Every line containing the string "PpDM" is to be copied from the records.

Data extracts START

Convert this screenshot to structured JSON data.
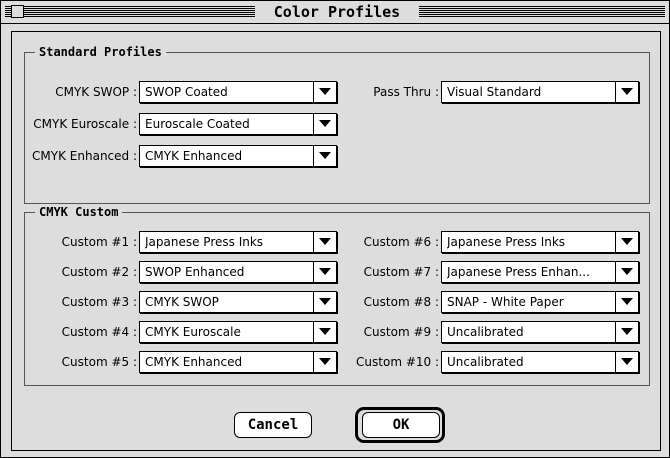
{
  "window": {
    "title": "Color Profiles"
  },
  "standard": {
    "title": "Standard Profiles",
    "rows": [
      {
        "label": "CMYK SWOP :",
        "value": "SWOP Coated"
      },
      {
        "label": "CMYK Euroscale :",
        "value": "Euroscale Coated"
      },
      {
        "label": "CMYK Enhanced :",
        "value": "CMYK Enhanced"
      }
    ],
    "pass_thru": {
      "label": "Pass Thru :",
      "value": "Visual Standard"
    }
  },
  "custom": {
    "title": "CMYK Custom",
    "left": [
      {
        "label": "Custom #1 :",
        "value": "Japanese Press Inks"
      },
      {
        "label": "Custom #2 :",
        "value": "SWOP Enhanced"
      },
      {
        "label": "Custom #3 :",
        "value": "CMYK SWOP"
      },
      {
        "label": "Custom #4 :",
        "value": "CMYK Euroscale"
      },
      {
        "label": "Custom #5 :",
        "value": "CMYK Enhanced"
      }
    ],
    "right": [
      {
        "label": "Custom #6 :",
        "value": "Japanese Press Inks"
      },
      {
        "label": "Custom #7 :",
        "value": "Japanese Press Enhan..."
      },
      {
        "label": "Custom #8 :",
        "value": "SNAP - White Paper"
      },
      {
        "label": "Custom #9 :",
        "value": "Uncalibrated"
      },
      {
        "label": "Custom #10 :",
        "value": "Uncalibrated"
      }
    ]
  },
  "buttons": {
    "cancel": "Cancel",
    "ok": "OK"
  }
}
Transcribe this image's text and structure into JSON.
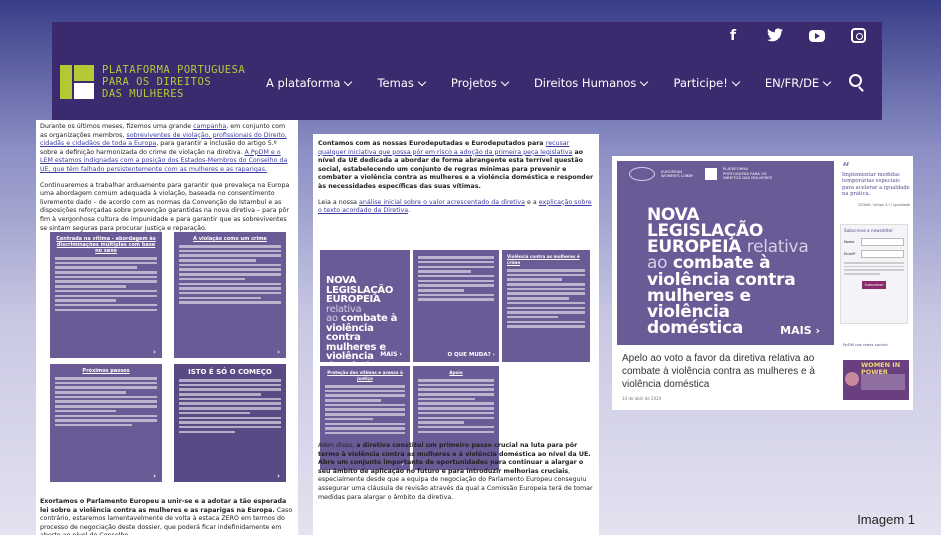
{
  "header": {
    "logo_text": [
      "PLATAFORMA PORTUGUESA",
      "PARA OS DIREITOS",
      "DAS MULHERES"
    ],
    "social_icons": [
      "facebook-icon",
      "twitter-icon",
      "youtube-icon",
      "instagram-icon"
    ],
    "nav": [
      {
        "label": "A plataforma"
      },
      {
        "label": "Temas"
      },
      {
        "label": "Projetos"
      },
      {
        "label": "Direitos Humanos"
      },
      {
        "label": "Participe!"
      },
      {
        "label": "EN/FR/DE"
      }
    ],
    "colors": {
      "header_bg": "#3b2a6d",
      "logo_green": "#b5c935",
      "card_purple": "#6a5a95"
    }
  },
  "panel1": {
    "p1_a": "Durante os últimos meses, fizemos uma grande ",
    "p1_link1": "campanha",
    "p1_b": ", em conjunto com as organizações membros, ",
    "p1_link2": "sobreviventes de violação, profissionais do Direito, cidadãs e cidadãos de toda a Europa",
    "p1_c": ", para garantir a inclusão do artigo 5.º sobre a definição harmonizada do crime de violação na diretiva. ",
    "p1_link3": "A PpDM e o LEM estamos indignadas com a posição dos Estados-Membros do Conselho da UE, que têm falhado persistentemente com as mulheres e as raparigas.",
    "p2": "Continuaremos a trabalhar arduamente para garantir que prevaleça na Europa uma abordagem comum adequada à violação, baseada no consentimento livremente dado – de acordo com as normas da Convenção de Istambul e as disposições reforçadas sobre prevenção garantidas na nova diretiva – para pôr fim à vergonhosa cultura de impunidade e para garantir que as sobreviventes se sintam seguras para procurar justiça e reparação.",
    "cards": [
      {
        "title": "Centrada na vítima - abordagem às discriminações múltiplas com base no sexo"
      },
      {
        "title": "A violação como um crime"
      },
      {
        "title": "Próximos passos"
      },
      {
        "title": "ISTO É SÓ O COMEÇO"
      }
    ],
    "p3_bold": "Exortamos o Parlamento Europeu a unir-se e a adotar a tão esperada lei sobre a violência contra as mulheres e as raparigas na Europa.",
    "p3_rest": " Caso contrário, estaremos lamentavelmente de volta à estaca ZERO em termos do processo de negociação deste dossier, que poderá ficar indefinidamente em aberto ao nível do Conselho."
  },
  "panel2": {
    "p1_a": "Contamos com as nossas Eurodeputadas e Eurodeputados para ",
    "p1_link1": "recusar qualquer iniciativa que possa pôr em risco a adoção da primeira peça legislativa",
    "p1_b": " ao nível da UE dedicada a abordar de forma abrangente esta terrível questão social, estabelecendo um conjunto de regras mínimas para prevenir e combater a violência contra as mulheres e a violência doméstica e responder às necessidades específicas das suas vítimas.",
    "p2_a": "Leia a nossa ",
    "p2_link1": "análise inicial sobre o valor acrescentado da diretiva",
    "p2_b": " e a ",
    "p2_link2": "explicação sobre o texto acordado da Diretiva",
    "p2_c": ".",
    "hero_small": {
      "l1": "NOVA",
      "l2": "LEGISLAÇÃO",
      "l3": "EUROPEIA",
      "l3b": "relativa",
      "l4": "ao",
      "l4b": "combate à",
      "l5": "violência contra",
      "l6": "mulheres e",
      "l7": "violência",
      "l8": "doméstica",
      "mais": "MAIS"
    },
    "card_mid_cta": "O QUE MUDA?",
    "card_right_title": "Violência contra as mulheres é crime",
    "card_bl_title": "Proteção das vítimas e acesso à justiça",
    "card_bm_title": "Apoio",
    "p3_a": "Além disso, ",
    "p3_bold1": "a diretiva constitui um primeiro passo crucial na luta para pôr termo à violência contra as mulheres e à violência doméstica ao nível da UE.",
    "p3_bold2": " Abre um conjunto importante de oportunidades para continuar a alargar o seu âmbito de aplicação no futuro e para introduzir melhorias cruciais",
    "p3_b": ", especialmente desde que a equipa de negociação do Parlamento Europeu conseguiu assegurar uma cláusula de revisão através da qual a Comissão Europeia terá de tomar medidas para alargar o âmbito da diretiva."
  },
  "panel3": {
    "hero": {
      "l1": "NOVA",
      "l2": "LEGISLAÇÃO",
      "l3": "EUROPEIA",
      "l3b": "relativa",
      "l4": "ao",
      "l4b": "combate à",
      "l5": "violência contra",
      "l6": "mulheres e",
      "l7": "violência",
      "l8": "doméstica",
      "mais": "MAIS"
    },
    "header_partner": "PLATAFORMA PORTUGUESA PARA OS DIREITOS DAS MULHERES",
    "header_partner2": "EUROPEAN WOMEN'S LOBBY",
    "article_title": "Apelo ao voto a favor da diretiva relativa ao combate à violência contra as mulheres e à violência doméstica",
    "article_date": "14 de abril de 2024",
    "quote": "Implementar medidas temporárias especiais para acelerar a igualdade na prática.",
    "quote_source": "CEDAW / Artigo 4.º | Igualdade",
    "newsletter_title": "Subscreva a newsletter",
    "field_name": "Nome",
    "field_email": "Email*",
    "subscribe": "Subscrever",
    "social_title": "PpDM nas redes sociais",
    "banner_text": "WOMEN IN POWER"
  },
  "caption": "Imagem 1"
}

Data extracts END
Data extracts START

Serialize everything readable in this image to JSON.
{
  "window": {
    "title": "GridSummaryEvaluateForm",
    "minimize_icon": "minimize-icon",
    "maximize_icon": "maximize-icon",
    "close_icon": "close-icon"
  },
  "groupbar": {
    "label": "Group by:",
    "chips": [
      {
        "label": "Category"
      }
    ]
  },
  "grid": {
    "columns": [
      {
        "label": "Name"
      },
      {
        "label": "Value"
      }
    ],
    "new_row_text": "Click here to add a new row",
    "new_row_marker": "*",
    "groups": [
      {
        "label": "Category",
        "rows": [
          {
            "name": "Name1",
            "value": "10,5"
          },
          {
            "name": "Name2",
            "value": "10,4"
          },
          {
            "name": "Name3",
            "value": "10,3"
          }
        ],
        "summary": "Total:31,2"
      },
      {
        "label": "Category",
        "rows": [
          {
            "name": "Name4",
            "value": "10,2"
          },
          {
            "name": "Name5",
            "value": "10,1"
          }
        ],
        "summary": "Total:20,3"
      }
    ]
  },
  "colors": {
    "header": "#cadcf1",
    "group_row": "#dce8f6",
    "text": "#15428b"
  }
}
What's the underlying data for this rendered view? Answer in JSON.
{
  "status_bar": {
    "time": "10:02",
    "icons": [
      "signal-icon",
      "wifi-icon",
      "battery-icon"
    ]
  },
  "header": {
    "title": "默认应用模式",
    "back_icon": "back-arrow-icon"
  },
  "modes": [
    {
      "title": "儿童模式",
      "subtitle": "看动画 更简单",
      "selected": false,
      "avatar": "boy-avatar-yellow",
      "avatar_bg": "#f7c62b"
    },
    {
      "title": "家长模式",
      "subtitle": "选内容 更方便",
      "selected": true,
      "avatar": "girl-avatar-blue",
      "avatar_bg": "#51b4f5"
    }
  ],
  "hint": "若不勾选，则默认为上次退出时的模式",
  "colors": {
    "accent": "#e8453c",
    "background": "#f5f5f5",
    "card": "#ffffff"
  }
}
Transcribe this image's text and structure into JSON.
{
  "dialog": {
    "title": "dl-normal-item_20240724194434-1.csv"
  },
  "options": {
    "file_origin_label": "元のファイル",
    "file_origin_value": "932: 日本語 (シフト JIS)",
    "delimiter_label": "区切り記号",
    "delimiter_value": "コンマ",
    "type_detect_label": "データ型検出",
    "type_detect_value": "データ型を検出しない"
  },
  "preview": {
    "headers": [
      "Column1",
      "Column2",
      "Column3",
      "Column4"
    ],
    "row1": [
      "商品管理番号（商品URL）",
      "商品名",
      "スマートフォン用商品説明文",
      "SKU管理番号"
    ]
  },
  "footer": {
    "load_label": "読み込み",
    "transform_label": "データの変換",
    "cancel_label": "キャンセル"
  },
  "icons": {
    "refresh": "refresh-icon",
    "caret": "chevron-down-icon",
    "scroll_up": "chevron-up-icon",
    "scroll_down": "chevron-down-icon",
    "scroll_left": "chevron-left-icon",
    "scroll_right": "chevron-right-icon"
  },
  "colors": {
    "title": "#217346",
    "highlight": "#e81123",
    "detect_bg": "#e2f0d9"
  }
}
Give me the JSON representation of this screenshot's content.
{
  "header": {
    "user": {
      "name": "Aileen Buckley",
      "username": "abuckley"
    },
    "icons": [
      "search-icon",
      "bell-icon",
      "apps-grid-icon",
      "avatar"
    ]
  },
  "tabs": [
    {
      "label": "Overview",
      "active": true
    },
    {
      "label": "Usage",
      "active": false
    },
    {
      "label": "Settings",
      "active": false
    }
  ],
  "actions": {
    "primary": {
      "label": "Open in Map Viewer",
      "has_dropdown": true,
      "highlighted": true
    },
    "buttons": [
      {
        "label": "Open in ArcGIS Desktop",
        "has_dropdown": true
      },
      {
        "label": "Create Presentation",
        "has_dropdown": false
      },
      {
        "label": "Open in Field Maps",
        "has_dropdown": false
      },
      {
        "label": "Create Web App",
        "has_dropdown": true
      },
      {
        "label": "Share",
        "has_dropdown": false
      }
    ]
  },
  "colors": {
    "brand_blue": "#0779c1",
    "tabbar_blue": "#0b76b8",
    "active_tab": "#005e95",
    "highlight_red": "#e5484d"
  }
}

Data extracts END

=== Your response ===
    "p1_link3": "A PpDM e o LEM estamos indignadas com a posição dos Estados-Membros do Conselho da UE, que têm falhado persistentemente com as mulheres e as raparigas.",
    "social_title": "PpDM nas redes sociais",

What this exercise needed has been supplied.